Who was Turner anyway?

Click on this image to find out who Turner was.

Field Musicians Wanted!

A Turner Bugler, 2004

Click on this image to learn about opportunities as a bugler, fifer or drummer with the Turner Brigade.

The Woodruff Gun–Acknowledgements

The Woodruff Gun

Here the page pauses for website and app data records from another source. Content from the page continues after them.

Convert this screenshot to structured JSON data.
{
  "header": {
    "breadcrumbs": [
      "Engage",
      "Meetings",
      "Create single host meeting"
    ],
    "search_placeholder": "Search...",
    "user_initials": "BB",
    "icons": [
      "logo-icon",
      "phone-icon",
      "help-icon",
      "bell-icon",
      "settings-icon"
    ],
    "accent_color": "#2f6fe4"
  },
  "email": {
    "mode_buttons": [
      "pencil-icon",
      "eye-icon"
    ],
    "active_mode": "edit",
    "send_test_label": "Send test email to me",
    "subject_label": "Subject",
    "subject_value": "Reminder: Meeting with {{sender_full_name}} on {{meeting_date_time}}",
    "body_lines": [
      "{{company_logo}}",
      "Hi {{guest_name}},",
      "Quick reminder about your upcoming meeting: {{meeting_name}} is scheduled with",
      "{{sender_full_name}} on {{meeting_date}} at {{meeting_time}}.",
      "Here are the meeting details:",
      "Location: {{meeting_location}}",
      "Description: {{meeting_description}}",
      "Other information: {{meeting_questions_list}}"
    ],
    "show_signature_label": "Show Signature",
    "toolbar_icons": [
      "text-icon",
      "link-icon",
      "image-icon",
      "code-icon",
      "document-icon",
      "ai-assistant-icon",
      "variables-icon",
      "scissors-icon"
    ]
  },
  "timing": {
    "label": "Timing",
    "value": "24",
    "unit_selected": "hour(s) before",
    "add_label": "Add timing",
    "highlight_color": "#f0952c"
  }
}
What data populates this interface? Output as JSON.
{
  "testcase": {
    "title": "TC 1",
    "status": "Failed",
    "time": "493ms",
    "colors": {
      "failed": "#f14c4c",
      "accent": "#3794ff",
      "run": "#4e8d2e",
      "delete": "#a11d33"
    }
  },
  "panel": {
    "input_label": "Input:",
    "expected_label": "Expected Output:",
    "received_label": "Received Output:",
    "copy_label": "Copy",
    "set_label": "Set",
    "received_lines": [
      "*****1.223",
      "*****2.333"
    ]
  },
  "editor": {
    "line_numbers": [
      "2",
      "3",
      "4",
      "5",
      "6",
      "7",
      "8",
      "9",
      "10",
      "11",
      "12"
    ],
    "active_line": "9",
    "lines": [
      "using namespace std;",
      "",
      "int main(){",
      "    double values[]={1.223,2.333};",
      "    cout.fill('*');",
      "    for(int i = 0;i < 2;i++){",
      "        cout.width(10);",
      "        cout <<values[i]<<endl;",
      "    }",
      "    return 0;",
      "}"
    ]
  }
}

This article is the result of the contributions of dozens of people. The work of Dr. John L. Margreiter is foundational to any research on the Woodruff gun, and I am most grateful that he made his materials available at the Missouri Historical Society Archives and that the Archives provided easy access to them. Charles and John Berry made the pursuit of an authentic Woodruff carriage replica even possible with the sharing of their unique artifacts, and they have been essential partners in the research and replica project. Steve Cameron, who agreed to undertake this project without a real understanding of what it would eventually entail, took my many disparate discoveries and photographic analyses and made them real and delivered in time for the 2022 Company of Military Historians meeting in spite of a large backlog of current projects. Matt Switlik offered encouragement and advice all along the way and provided a sounding board for my many speculations. Jean Kay, Collections Manager at the Historical Society of Quincy and Adams County, always responded quickly to my many requests. The 1937 Fort D photographs shared by Scott House were key to nailing down several carriage details. When I first began to study the Woodruff, the late Leon Lovett generously shared his research. The late David Hagler, a fellow reenactor in my unit, provided valuable initial research in the Official Records that provided a solid basis for study and introduced me to Ken Baumann’s Arming the Suckers. I thank the publishers of Civil War Times for permitting me to reproduce Dr. Margreiter’s article online, which led many of the other contributors named in this article to contact me and share their observations and insight. The online article also led to contacts from about a dozen individuals seeking plans for a Woodruff carriage, which further encouraged me to pursue that goal. Bryan Bethel and Brick Autry at the Battle of Pilot Knob State Historic Site answered questions about Woodruffs at Pilot Knob and provided access to their collection of papers. Charles Tullock, my Woodruff replica co-owner, fellow reenactor, and good friend, generously tolerated first my plan to completely replace the gun carriage and then the resulting disruptions to his life and property. And I most thank my wife Pat for her unfailing support in allowing me to pursue this wild scheme with its attendant cross-country travel and expense.